This is a challenging age, there is no denying that. As they get older, and begin to individuate our once pleasant children can become oppositional in their independence as they strive to make their own decisions and begin the transition into adulthood. It is amazing to observe and it is not without quite a bit of pride and wonder that I am able to watch my sons become the young men that they are, but the process can be difficult as I now have to confront my own issues with letting them go and easing up on their constraints. After all, I am not looking to raise to dependent individuals who are unable to make decisions on their own or who aim to live eternity under the roof of their mother. This is what it’s all about – isn’t it? Letting them go, watching them grow and develop and become happy, self-confident, fully functioning contributors to society – is the basic framework for what our goal is as parents(though I really could flesh that out quite a bit more, I believe you get the idea). That doesn’t make it easy however and yet I do not think any of us are best served by focusing on the difficulties.

So though I may be a member of the secret society, I choose to endeavor to do my best to focus on the positive aspects of this phase of their lives. Sure there will be plenty of sighing and eye-rolling – but there will also be many smiles and beams of pride. People love to unite around their shared misery – I choose to enjoy the wonder of seeing these two young men emerge into the world.  In Appreciative Inquiry they call this “Fanning” (see: Jacqueline Bascobert Kelm, Appreciative Living; The Principles of Appreciative Inquiry in Personal Life, 2005) it is a simple method of positive reinforcement, focusing on and encouraging the behaviors you want rather than on trying to eradicate those you do not. I think we all might do better with that approach. So the next time someone ask me how old my kids are, the answer is “I have two teenage sons – and it’s great!”


Keeping the Peace, Choosing your Battles (aka – Prioritizing – Part 1) January 7, 2010
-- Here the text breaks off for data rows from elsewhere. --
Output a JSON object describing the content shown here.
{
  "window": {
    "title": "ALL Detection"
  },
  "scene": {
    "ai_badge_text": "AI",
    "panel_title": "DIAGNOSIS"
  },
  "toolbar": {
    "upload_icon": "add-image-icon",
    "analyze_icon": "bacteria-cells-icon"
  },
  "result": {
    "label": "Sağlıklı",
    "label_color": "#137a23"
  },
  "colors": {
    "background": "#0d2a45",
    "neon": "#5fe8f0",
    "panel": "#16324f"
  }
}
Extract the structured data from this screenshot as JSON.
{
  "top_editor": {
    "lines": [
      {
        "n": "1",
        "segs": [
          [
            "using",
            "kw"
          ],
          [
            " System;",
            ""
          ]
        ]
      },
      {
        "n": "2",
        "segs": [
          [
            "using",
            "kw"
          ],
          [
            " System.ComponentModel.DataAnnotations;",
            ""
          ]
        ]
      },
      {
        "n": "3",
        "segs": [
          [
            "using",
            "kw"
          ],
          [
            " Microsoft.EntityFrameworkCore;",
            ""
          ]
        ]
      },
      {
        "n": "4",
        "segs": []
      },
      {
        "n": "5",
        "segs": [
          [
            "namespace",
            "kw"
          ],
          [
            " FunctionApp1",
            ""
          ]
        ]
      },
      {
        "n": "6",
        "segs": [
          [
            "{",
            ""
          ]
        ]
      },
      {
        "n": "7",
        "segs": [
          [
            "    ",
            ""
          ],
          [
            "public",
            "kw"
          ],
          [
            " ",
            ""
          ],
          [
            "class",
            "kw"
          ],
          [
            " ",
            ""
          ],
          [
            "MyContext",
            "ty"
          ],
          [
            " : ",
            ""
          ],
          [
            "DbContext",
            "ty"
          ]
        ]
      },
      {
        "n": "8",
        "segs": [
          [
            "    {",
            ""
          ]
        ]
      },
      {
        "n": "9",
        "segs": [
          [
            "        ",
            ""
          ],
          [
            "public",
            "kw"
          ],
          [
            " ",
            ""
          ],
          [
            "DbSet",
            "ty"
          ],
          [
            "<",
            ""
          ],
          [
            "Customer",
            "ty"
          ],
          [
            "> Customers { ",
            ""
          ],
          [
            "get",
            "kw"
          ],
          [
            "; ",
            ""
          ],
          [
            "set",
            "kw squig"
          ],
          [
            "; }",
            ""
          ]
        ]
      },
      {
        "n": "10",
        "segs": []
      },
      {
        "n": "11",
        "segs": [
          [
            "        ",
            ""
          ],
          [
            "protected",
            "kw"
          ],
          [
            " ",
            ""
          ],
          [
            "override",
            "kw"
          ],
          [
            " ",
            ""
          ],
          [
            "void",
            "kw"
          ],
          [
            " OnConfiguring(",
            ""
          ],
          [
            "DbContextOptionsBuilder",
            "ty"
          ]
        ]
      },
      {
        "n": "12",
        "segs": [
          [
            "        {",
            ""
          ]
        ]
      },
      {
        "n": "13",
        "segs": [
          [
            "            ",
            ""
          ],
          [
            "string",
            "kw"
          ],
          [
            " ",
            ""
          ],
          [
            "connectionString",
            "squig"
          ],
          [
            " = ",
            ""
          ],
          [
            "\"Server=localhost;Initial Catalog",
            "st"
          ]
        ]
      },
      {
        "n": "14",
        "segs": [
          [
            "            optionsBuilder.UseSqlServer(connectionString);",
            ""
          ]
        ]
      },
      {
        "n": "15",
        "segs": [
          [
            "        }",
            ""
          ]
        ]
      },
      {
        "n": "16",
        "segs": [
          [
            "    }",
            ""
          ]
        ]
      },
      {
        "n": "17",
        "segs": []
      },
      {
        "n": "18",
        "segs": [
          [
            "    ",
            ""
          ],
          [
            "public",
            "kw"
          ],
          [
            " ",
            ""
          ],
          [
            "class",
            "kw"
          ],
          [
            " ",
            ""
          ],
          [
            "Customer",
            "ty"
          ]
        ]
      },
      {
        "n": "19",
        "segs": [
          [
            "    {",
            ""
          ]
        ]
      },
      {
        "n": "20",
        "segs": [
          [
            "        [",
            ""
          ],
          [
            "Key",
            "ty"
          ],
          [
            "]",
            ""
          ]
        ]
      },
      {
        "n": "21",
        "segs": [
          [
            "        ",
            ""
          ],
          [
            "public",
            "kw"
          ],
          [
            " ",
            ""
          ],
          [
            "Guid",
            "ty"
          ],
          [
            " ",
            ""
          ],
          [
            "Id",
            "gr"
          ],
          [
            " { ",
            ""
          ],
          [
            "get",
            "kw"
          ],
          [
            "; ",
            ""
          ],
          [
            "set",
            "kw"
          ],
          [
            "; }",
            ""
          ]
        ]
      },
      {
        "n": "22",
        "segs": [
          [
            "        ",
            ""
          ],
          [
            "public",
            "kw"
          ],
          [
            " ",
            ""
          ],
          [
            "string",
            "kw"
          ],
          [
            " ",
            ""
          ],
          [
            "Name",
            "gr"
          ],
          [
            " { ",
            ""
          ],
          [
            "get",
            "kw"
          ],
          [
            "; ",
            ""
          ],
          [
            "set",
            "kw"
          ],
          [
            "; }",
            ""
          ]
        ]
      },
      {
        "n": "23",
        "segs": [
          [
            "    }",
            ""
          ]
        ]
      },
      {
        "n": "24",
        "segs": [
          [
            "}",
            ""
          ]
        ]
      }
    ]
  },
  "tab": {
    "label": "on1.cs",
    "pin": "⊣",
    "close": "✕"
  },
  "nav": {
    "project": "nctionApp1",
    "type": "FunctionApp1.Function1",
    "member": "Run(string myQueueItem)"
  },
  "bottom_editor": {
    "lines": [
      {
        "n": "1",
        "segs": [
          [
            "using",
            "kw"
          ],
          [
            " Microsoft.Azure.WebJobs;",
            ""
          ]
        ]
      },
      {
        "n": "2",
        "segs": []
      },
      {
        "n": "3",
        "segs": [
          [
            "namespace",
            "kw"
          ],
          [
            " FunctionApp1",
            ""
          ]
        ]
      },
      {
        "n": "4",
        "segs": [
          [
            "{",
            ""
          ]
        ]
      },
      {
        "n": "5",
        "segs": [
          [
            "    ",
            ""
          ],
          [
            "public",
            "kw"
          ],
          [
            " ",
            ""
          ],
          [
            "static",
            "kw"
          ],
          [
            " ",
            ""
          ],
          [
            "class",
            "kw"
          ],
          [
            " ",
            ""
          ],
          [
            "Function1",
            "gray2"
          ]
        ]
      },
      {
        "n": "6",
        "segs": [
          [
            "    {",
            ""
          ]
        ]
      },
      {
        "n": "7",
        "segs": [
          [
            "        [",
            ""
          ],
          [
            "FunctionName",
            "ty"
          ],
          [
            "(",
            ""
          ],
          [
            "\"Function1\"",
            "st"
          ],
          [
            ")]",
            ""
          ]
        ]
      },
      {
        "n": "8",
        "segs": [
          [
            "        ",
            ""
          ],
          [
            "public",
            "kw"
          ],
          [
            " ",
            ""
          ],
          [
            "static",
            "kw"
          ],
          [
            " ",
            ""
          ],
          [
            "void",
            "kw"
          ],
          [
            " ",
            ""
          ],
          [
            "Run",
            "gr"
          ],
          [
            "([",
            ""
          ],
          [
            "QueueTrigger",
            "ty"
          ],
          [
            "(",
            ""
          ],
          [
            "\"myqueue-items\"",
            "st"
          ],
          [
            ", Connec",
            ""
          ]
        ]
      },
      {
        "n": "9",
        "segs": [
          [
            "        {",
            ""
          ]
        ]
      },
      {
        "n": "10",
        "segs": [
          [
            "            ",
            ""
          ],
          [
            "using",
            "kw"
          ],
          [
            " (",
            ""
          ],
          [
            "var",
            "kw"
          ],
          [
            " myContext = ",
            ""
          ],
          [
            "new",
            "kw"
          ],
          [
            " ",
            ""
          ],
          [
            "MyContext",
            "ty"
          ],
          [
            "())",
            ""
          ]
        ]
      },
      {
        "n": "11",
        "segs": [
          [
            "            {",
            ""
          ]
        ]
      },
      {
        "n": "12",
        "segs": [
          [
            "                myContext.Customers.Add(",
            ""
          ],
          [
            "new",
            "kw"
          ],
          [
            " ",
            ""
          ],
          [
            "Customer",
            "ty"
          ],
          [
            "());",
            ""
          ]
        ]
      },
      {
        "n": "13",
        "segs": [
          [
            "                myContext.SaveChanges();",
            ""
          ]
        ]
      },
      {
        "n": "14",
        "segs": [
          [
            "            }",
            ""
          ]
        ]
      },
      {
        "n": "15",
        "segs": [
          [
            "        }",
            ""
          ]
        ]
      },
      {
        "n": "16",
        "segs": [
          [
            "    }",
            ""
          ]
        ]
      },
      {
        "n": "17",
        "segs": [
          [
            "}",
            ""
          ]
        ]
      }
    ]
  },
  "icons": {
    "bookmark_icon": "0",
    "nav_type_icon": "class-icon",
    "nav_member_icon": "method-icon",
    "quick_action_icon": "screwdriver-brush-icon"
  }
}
You know, I think one of the most useful bits of parenting wisdom I ever received is “choose your battles”. When you have kids you realize pretty darn quickly that this is an ever-evolving, ever-revolving series of considerations and compromises. It starts pretty early and apparently it never ends. According to Erik Erikson the “Father of Developmental Psychology”, human development can be broken down into eight developmental stages – each stage provides its own set of challenges which need to be successfully negotiated before moving on to the next stage. In the toddler years – the challenge is “Will: Autonomy –versus- Shame and Self-Doubt”. So as parents – our challenge is to support them in developing their autonomy while still setting what we deem to be the proper limits and guidelines based on our beliefs and sense of safety for their welfare. But “it ain’t as easy as it sounds”.
At the early stages it may be about a decision to let them take a few more slides at the playground to avoid a tantrum. As they get older it could be about what snacks they eat and when, how much time they get on the computer or game system, how late they can stay out or how long they can grow their hair. Each decision requires us to consider how serious we are about the various outcomes. Various factors weigh in – maybe you are too tired to say “no” and deal with the consequences, maybe you aren’t that invested in the particular issue at hand, maybe you want to let them make the decision on their own and trust that they will choose wisely and deal with the outcomes of their choice.
At all stages of their lives you need to assess the situation – “is this one I am willing to put up a fight for, deal with the fall-out from or simply let go”? How you answer the daily challenges is effected by so many factors, and in a lot of ways it breaks down to the simple endless need to prioritize, analyze and weigh the possible outcomes. Being a parent is a constant balancing act between holding on and letting go – how we think about it, the importance of our actions/decisions requires constant consideration, a lot of energy, a sense of our own values and continued presence. But if we engaged in a battle when we should have given in, or vice versa, the good news is, if we are lucky, we will likely get another million opportunities to rethink our previous strategy. Woohoo!